Target-fencing for RPAS power line inspections
João Gomes-Mota, Sandra Antunes, Albatroz Engineering
This paper proposes a procedure for safe and secure over-head power line inspections with RPAS based on the double use of payload sensors: mission purposes and connection to autonomous controllers to “bind” the aircraft to the infrastructure.
The authors have been involved with power line maintenance inspection for 12 and 7 years, respectively. Overhead power line inspection is a method for preventive maintenance for early detection of worn or defective parts in the power lines, environmental hazards around the line and monitor vegetation development on the line track. In Europe and North America, helicopters with a specialist crew are the preferred vector to perform this task, as well as in many other countries. This requires flying close to the power lines at slow speed and, in case of rural distribution lines, flying close to the ground and just above canopies (one operator claims to be living for “50 years at 50 feet” of its copper lines and the ground as well).
In recent years, concerns about safety, noise and operation costs on the down side and innovations on wireless communications, aeronautics, robotics and human-machine interfaces on the upside led to the consideration of Remotely Piloted Aircraft Systems [RPAS] as an alternative to helicopters to perform power line inspections. However, if ordinary helicopter pilots are trained to keep away of power-lines, all operation manuals for RPAS are as adamant: keep away from all kinds of power-lines. To perform power line maintenance inspections, the requirement is the opposite: always keep close to power-lines.
Most guidelines  and regulations  for RPAS civilian operation emphasise the need for safety and security. In terms of safety, the main concern is the protection of people, property and the environment on the ground and, secondarily, the unmanned aerial aircraft [UAV]. Permissions to carry missions beyond line of sight [BLOS] are rare and come with a tighter frame of constraints.
One path submitted by FAA to public discussion  is the “geo-fencing” of the UAV through proof that unmanned aircraft can be confined to a volume defined by geographical coordinates and ceilings above ground level and maintain itself within this volume by its own means. To prove the geo-fencing ability, the UAV must handle the failure, degradation or nefarious jamming of Global Navigation Satellite System signals [GNSS] (this is a security issue] and degradation or loss of communications to the ground station and pilot. Under such constraints, using RPAS to perform an inspection of a power line, or any other linear infrastructure, for that matter, would require a succession of NOTAM (Notice to Airmen) closing small volumes of airspace containing the confinement volume and around it for the duration of the inspection.
 While RPAS and UAV acronyms are often confused, the authors use RPAS for the whole system, including aircraft, ground station and support systems (such as communication relays) and UAV for the aircraft actually flying under the command of a remote pilot on the ground or an embarked autonomous auto-pilot.
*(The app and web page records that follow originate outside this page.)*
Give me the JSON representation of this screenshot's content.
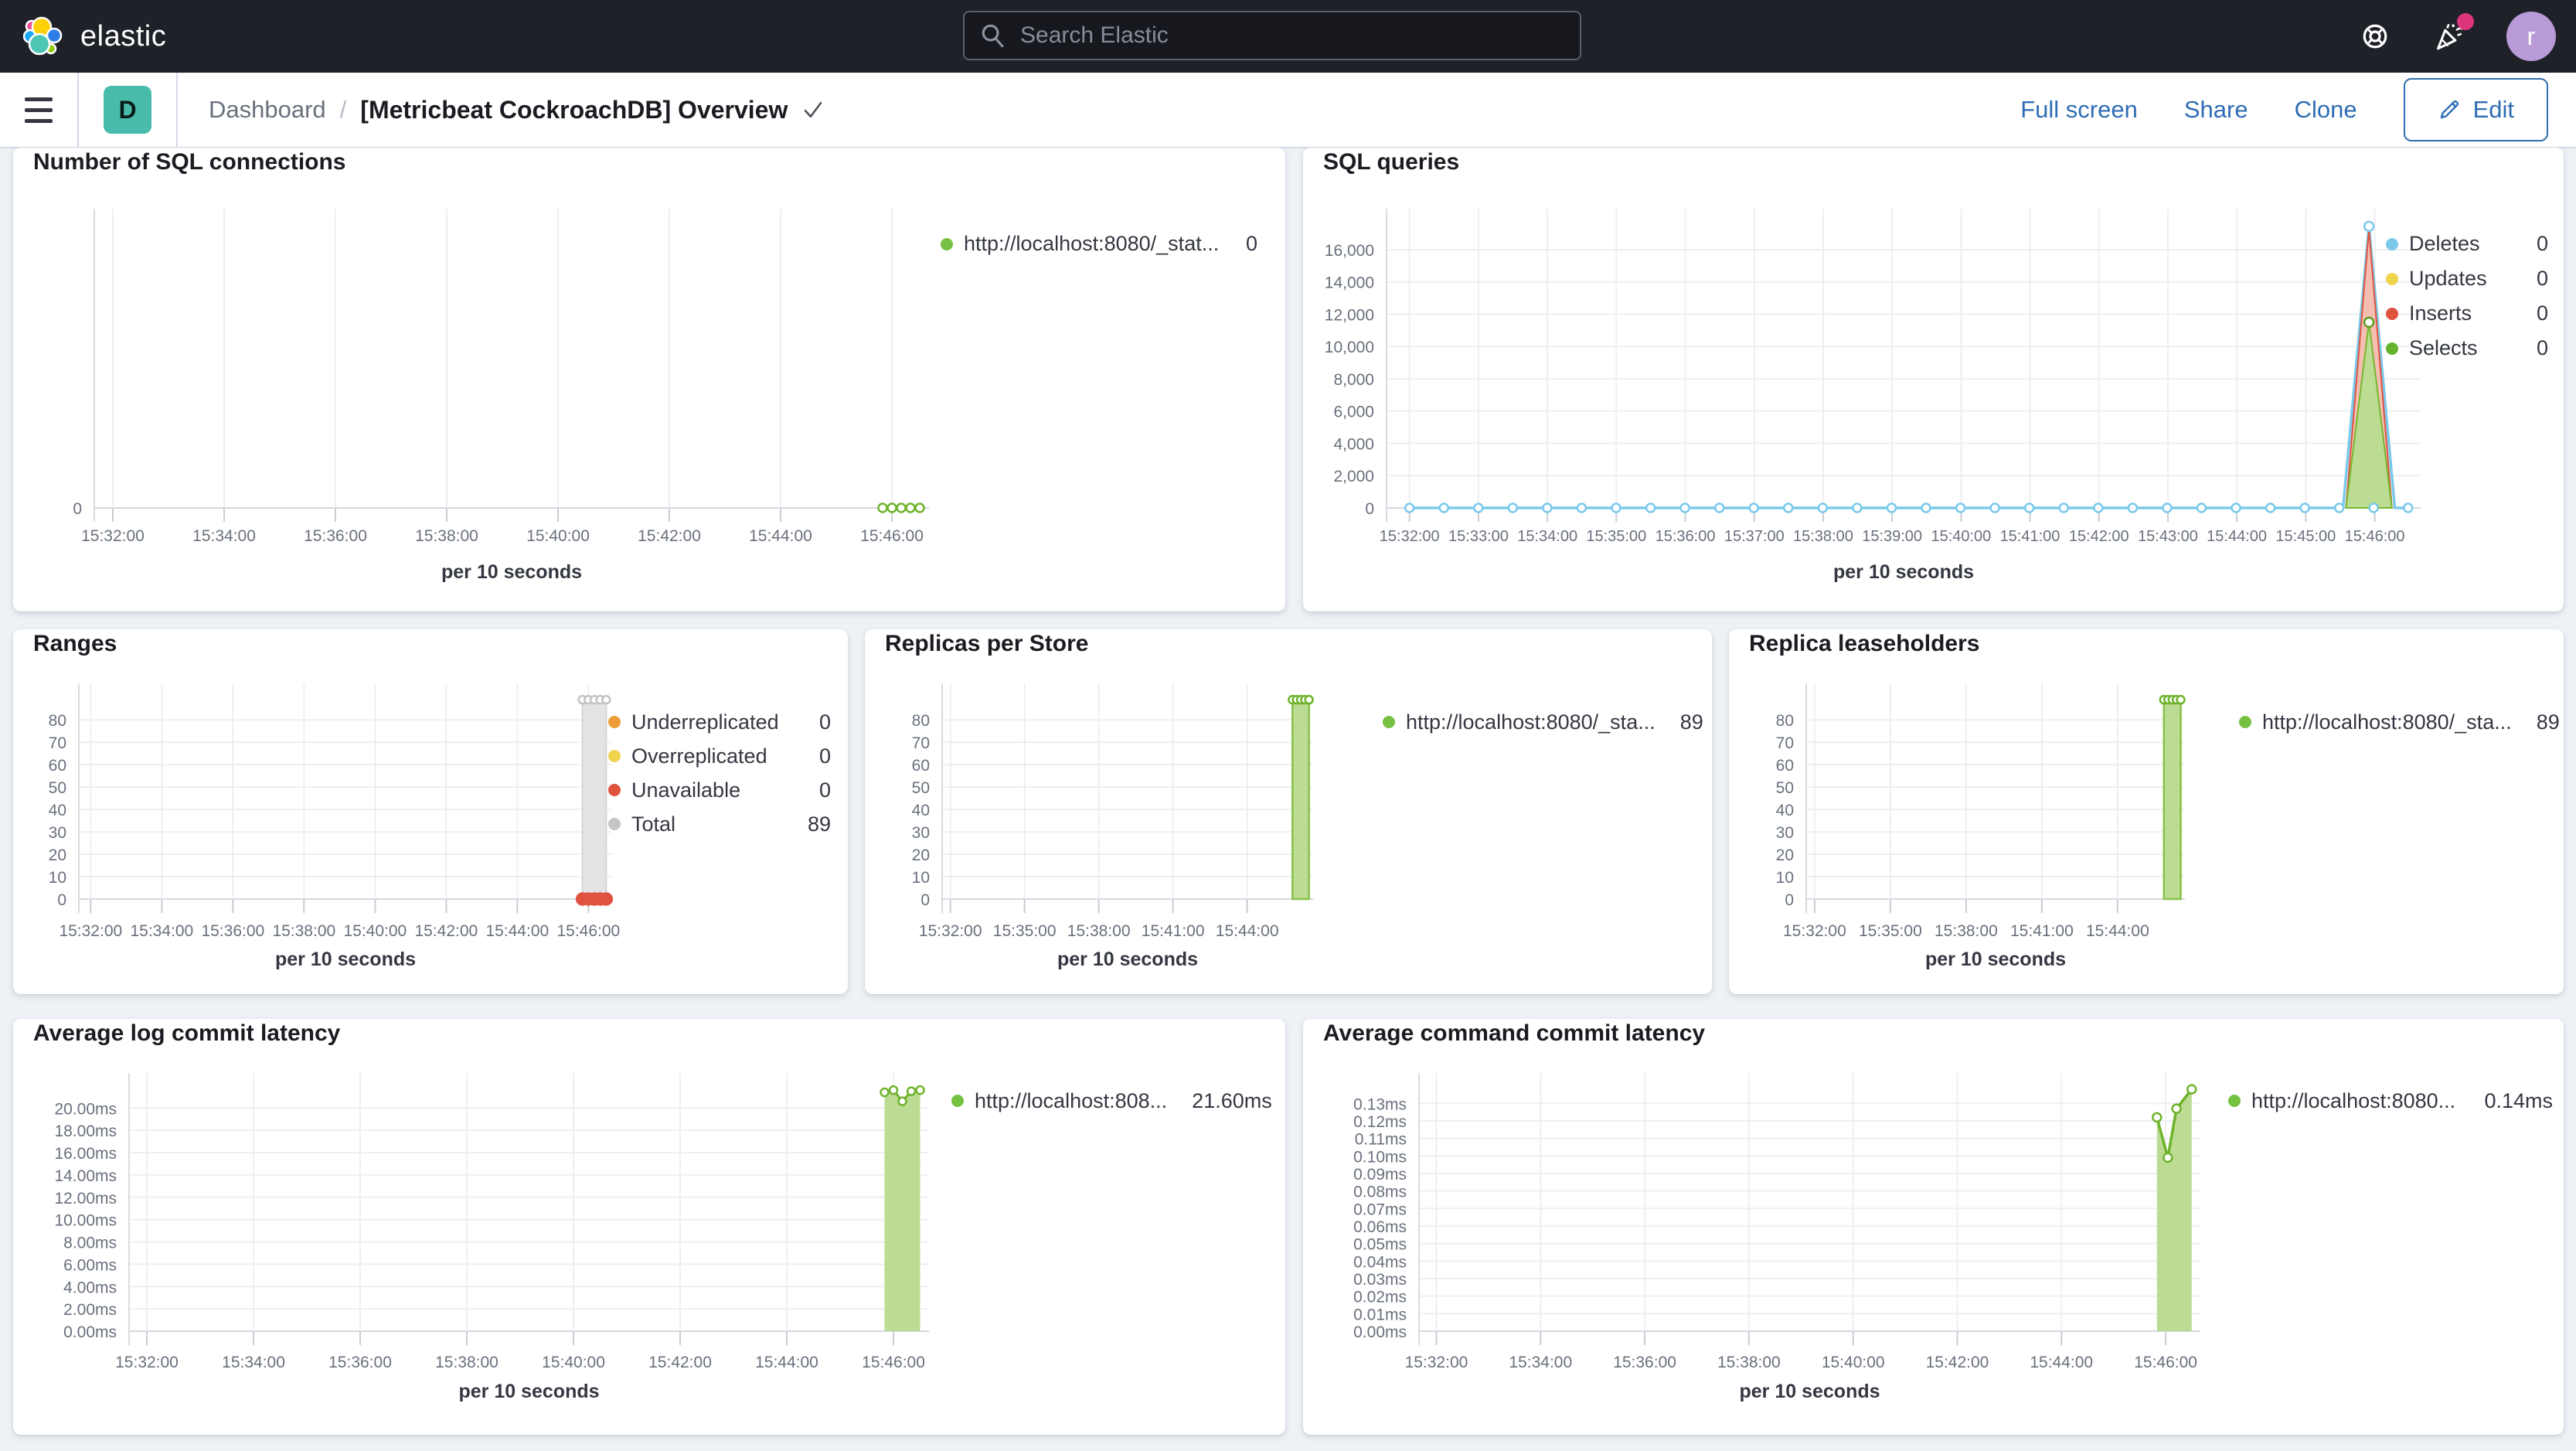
{
  "topbar": {
    "brand": "elastic",
    "search_placeholder": "Search Elastic",
    "avatar_initial": "r"
  },
  "navbar": {
    "space_initial": "D",
    "breadcrumb_root": "Dashboard",
    "breadcrumb_sep": "/",
    "breadcrumb_current": "[Metricbeat CockroachDB] Overview",
    "actions": [
      "Full screen",
      "Share",
      "Clone"
    ],
    "edit_label": "Edit"
  },
  "tick_sets": {
    "two_min": [
      [
        0.0222,
        "15:32:00"
      ],
      [
        0.1556,
        "15:34:00"
      ],
      [
        0.2889,
        "15:36:00"
      ],
      [
        0.4222,
        "15:38:00"
      ],
      [
        0.5556,
        "15:40:00"
      ],
      [
        0.6889,
        "15:42:00"
      ],
      [
        0.8222,
        "15:44:00"
      ],
      [
        0.9556,
        "15:46:00"
      ]
    ],
    "one_min": [
      [
        0.0222,
        "15:32:00"
      ],
      [
        0.0889,
        "15:33:00"
      ],
      [
        0.1556,
        "15:34:00"
      ],
      [
        0.2222,
        "15:35:00"
      ],
      [
        0.2889,
        "15:36:00"
      ],
      [
        0.3556,
        "15:37:00"
      ],
      [
        0.4222,
        "15:38:00"
      ],
      [
        0.4889,
        "15:39:00"
      ],
      [
        0.5556,
        "15:40:00"
      ],
      [
        0.6222,
        "15:41:00"
      ],
      [
        0.6889,
        "15:42:00"
      ],
      [
        0.7556,
        "15:43:00"
      ],
      [
        0.8222,
        "15:44:00"
      ],
      [
        0.8889,
        "15:45:00"
      ],
      [
        0.9556,
        "15:46:00"
      ]
    ],
    "three_min": [
      [
        0.0222,
        "15:32:00"
      ],
      [
        0.2222,
        "15:35:00"
      ],
      [
        0.4222,
        "15:38:00"
      ],
      [
        0.6222,
        "15:41:00"
      ],
      [
        0.8222,
        "15:44:00"
      ]
    ]
  },
  "chart_data": [
    {
      "id": "conn",
      "type": "line",
      "title": "Number of SQL connections",
      "xlabel": "per 10 seconds",
      "ymax": 1,
      "y_ticks": [
        [
          0,
          "0"
        ]
      ],
      "x_ticks": "two_min",
      "series": [
        {
          "kind": "line",
          "stroke": "#6eb32c",
          "sw": 3,
          "points": [
            [
              0.9444,
              0
            ],
            [
              0.9556,
              0
            ],
            [
              0.9667,
              0
            ],
            [
              0.9778,
              0
            ],
            [
              0.9889,
              0
            ]
          ]
        },
        {
          "kind": "markers",
          "r": 5.5,
          "stroke": "#6eb32c",
          "fill": "#ffffff",
          "points": [
            [
              0.9444,
              0
            ],
            [
              0.9556,
              0
            ],
            [
              0.9667,
              0
            ],
            [
              0.9778,
              0
            ],
            [
              0.9889,
              0
            ]
          ]
        }
      ],
      "legend": [
        {
          "color": "#77c142",
          "label": "http://localhost:8080/_stat...",
          "value": "0"
        }
      ]
    },
    {
      "id": "sql",
      "type": "area",
      "title": "SQL queries",
      "xlabel": "per 10 seconds",
      "ymax": 17580,
      "y_ticks": [
        [
          0,
          "0"
        ],
        [
          2000,
          "2,000"
        ],
        [
          4000,
          "4,000"
        ],
        [
          6000,
          "6,000"
        ],
        [
          8000,
          "8,000"
        ],
        [
          10000,
          "10,000"
        ],
        [
          12000,
          "12,000"
        ],
        [
          14000,
          "14,000"
        ],
        [
          16000,
          "16,000"
        ]
      ],
      "x_ticks": "one_min",
      "series": [
        {
          "kind": "line",
          "stroke": "#7ac9ea",
          "sw": 3.5,
          "points": [
            [
              0.0222,
              0
            ],
            [
              0.925,
              0
            ],
            [
              0.95,
              17450
            ],
            [
              0.975,
              0
            ],
            [
              0.9889,
              0
            ]
          ]
        },
        {
          "kind": "area",
          "fill": "#f5beb2",
          "stroke": "#e0533f",
          "sw": 2,
          "points": [
            [
              0.9278,
              0
            ],
            [
              0.95,
              17250
            ],
            [
              0.9722,
              0
            ]
          ]
        },
        {
          "kind": "area",
          "fill": "#bcdc94",
          "stroke": "#76b82e",
          "sw": 2,
          "points": [
            [
              0.9278,
              0
            ],
            [
              0.95,
              11500
            ],
            [
              0.9722,
              0
            ]
          ]
        },
        {
          "kind": "markers_range",
          "from": 0.0222,
          "to": 0.9889,
          "step": 0.0333,
          "v": 0,
          "r": 5.5,
          "stroke": "#7ac9ea",
          "fill": "#ffffff"
        },
        {
          "kind": "markers",
          "r": 6,
          "stroke": "#7ac9ea",
          "fill": "#ffffff",
          "points": [
            [
              0.95,
              17450
            ]
          ]
        },
        {
          "kind": "markers",
          "r": 6,
          "stroke": "#5da01f",
          "fill": "#ffffff",
          "points": [
            [
              0.95,
              11500
            ]
          ]
        }
      ],
      "legend": [
        {
          "color": "#7ac9ea",
          "label": "Deletes",
          "value": "0"
        },
        {
          "color": "#f0d44c",
          "label": "Updates",
          "value": "0"
        },
        {
          "color": "#e0533f",
          "label": "Inserts",
          "value": "0"
        },
        {
          "color": "#66b32b",
          "label": "Selects",
          "value": "0"
        }
      ]
    },
    {
      "id": "ranges",
      "type": "area",
      "title": "Ranges",
      "xlabel": "per 10 seconds",
      "ymax": 89.4,
      "y_ticks": [
        [
          0,
          "0"
        ],
        [
          10,
          "10"
        ],
        [
          20,
          "20"
        ],
        [
          30,
          "30"
        ],
        [
          40,
          "40"
        ],
        [
          50,
          "50"
        ],
        [
          60,
          "60"
        ],
        [
          70,
          "70"
        ],
        [
          80,
          "80"
        ]
      ],
      "x_ticks": "two_min",
      "series": [
        {
          "kind": "area",
          "fill": "#e4e4e6",
          "stroke": "#d5d5d7",
          "sw": 2,
          "points": [
            [
              0.9444,
              89
            ],
            [
              0.9889,
              89
            ]
          ]
        },
        {
          "kind": "markers",
          "r": 5,
          "stroke": "#c3c3c5",
          "fill": "#ffffff",
          "points": [
            [
              0.9444,
              89
            ],
            [
              0.9556,
              89
            ],
            [
              0.9667,
              89
            ],
            [
              0.9778,
              89
            ],
            [
              0.9889,
              89
            ]
          ]
        },
        {
          "kind": "markers",
          "r": 7.5,
          "stroke": "#e0533f",
          "fill": "#e0533f",
          "points": [
            [
              0.9444,
              0
            ],
            [
              0.9556,
              0
            ],
            [
              0.9667,
              0
            ],
            [
              0.9778,
              0
            ],
            [
              0.9889,
              0
            ]
          ]
        }
      ],
      "legend": [
        {
          "color": "#ee9c36",
          "label": "Underreplicated",
          "value": "0"
        },
        {
          "color": "#f0d44c",
          "label": "Overreplicated",
          "value": "0"
        },
        {
          "color": "#e0533f",
          "label": "Unavailable",
          "value": "0"
        },
        {
          "color": "#c6c6c8",
          "label": "Total",
          "value": "89"
        }
      ]
    },
    {
      "id": "replicas",
      "type": "area",
      "title": "Replicas per Store",
      "xlabel": "per 10 seconds",
      "ymax": 89.4,
      "y_ticks": [
        [
          0,
          "0"
        ],
        [
          10,
          "10"
        ],
        [
          20,
          "20"
        ],
        [
          30,
          "30"
        ],
        [
          40,
          "40"
        ],
        [
          50,
          "50"
        ],
        [
          60,
          "60"
        ],
        [
          70,
          "70"
        ],
        [
          80,
          "80"
        ]
      ],
      "x_ticks": "three_min",
      "series": [
        {
          "kind": "area",
          "fill": "#bcdc94",
          "stroke": "#87c14b",
          "sw": 2.5,
          "points": [
            [
              0.9444,
              89
            ],
            [
              0.9889,
              89
            ]
          ]
        },
        {
          "kind": "markers",
          "r": 5,
          "stroke": "#6eb32c",
          "fill": "#ffffff",
          "points": [
            [
              0.9444,
              89
            ],
            [
              0.9556,
              89
            ],
            [
              0.9667,
              89
            ],
            [
              0.9778,
              89
            ],
            [
              0.9889,
              89
            ]
          ]
        }
      ],
      "legend": [
        {
          "color": "#77c142",
          "label": "http://localhost:8080/_sta...",
          "value": "89"
        }
      ]
    },
    {
      "id": "lease",
      "type": "area",
      "title": "Replica leaseholders",
      "xlabel": "per 10 seconds",
      "ymax": 89.4,
      "y_ticks": [
        [
          0,
          "0"
        ],
        [
          10,
          "10"
        ],
        [
          20,
          "20"
        ],
        [
          30,
          "30"
        ],
        [
          40,
          "40"
        ],
        [
          50,
          "50"
        ],
        [
          60,
          "60"
        ],
        [
          70,
          "70"
        ],
        [
          80,
          "80"
        ]
      ],
      "x_ticks": "three_min",
      "series": [
        {
          "kind": "area",
          "fill": "#bcdc94",
          "stroke": "#87c14b",
          "sw": 2.5,
          "points": [
            [
              0.9444,
              89
            ],
            [
              0.9889,
              89
            ]
          ]
        },
        {
          "kind": "markers",
          "r": 5,
          "stroke": "#6eb32c",
          "fill": "#ffffff",
          "points": [
            [
              0.9444,
              89
            ],
            [
              0.9556,
              89
            ],
            [
              0.9667,
              89
            ],
            [
              0.9778,
              89
            ],
            [
              0.9889,
              89
            ]
          ]
        }
      ],
      "legend": [
        {
          "color": "#77c142",
          "label": "http://localhost:8080/_sta...",
          "value": "89"
        }
      ]
    },
    {
      "id": "loglat",
      "type": "area",
      "title": "Average log commit latency",
      "xlabel": "per 10 seconds",
      "ymax": 21.75,
      "y_ticks": [
        [
          0,
          "0.00ms"
        ],
        [
          2,
          "2.00ms"
        ],
        [
          4,
          "4.00ms"
        ],
        [
          6,
          "6.00ms"
        ],
        [
          8,
          "8.00ms"
        ],
        [
          10,
          "10.00ms"
        ],
        [
          12,
          "12.00ms"
        ],
        [
          14,
          "14.00ms"
        ],
        [
          16,
          "16.00ms"
        ],
        [
          18,
          "18.00ms"
        ],
        [
          20,
          "20.00ms"
        ]
      ],
      "x_ticks": "two_min",
      "series": [
        {
          "kind": "area",
          "fill": "#bcdc94",
          "sw": 0,
          "points": [
            [
              0.9444,
              21.4
            ],
            [
              0.9556,
              21.6
            ],
            [
              0.9667,
              20.6
            ],
            [
              0.9778,
              21.5
            ],
            [
              0.9889,
              21.6
            ]
          ]
        },
        {
          "kind": "line",
          "stroke": "#6eb32c",
          "sw": 3,
          "points": [
            [
              0.9444,
              21.4
            ],
            [
              0.9556,
              21.6
            ],
            [
              0.9667,
              20.6
            ],
            [
              0.9778,
              21.5
            ],
            [
              0.9889,
              21.6
            ]
          ]
        },
        {
          "kind": "markers",
          "r": 5,
          "stroke": "#6eb32c",
          "fill": "#ffffff",
          "points": [
            [
              0.9444,
              21.4
            ],
            [
              0.9556,
              21.6
            ],
            [
              0.9667,
              20.6
            ],
            [
              0.9778,
              21.5
            ],
            [
              0.9889,
              21.6
            ]
          ]
        }
      ],
      "legend": [
        {
          "color": "#77c142",
          "label": "http://localhost:808...",
          "value": "21.60ms"
        }
      ]
    },
    {
      "id": "cmdlat",
      "type": "area",
      "title": "Average command commit latency",
      "xlabel": "per 10 seconds",
      "ymax": 0.1385,
      "y_ticks": [
        [
          0,
          "0.00ms"
        ],
        [
          0.01,
          "0.01ms"
        ],
        [
          0.02,
          "0.02ms"
        ],
        [
          0.03,
          "0.03ms"
        ],
        [
          0.04,
          "0.04ms"
        ],
        [
          0.05,
          "0.05ms"
        ],
        [
          0.06,
          "0.06ms"
        ],
        [
          0.07,
          "0.07ms"
        ],
        [
          0.08,
          "0.08ms"
        ],
        [
          0.09,
          "0.09ms"
        ],
        [
          0.1,
          "0.10ms"
        ],
        [
          0.11,
          "0.11ms"
        ],
        [
          0.12,
          "0.12ms"
        ],
        [
          0.13,
          "0.13ms"
        ]
      ],
      "x_ticks": "two_min",
      "series": [
        {
          "kind": "area",
          "fill": "#bcdc94",
          "sw": 0,
          "points": [
            [
              0.9444,
              0.122
            ],
            [
              0.9583,
              0.099
            ],
            [
              0.9694,
              0.127
            ],
            [
              0.9889,
              0.138
            ]
          ]
        },
        {
          "kind": "line",
          "stroke": "#6eb32c",
          "sw": 3.5,
          "points": [
            [
              0.9444,
              0.122
            ],
            [
              0.9583,
              0.099
            ],
            [
              0.9694,
              0.127
            ],
            [
              0.9889,
              0.138
            ]
          ]
        },
        {
          "kind": "markers",
          "r": 5.5,
          "stroke": "#6eb32c",
          "fill": "#ffffff",
          "points": [
            [
              0.9444,
              0.122
            ],
            [
              0.9583,
              0.099
            ],
            [
              0.9694,
              0.127
            ],
            [
              0.9889,
              0.138
            ]
          ]
        }
      ],
      "legend": [
        {
          "color": "#77c142",
          "label": "http://localhost:8080...",
          "value": "0.14ms"
        }
      ]
    }
  ]
}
The authors propose an extension of this principle in case of RPAS inspecting power lines. As the inspection assignment involves sensors capable of measuring distances between objects in 3D space, such signals could be used in real-time to track the distance from the UAV to the target of the inspection (be it a power line, a pipeline or other). The most common technology for this purpose is LiDAR coupled with GPS and Attitude and Heading Reference Systems [AHRS]. Most providers of inspection services from helicopters do not process such data in real time due to the complexity and computational effort they require. However, the authors’ organisation introduced PLMI (Power Line Maintenance Inspection in 2007, which is a system for helicopters whose novelty to the market included the real-time measurement of distance to the lines, to the ground and all other surrounding objects in real-time to, primarily, improve safety of crews and, secondarily, quality of service.
If such tools are combined with a supervisory module within the auto-pilot of an UAV, it ought to ensure the UAV keeps within the specified volume of the target at the same time making sure it does not come too close to protect the lines and the UAV from contact. Taking inspiration from “geo-fencing” the authors call it “target-fencing”.
As long as the infrastructure is continuous, the UAV can follow it, relying on target-fencing to bind the UAV to a safe distance from the target and within the confined airspace. This can be combined with geo-fencing to approach and leave the infra-structure and to provide maps to assist navigation and waypoint following. In case there are intermissions in the infrastructure (such as underground cables or pipelines or road or railroad tunnels), the UAV would rely on geo-fencing alone possibly coupled with a behaviour to follow the canopy (or the digital surface model being generated in real-time), until the infrastructure resumes.
The paper shall discuss the technical aspects of the implementation of such “target-fencing” applied to multi-copter style UAV. Its application to fixed wing UAV should be introduced.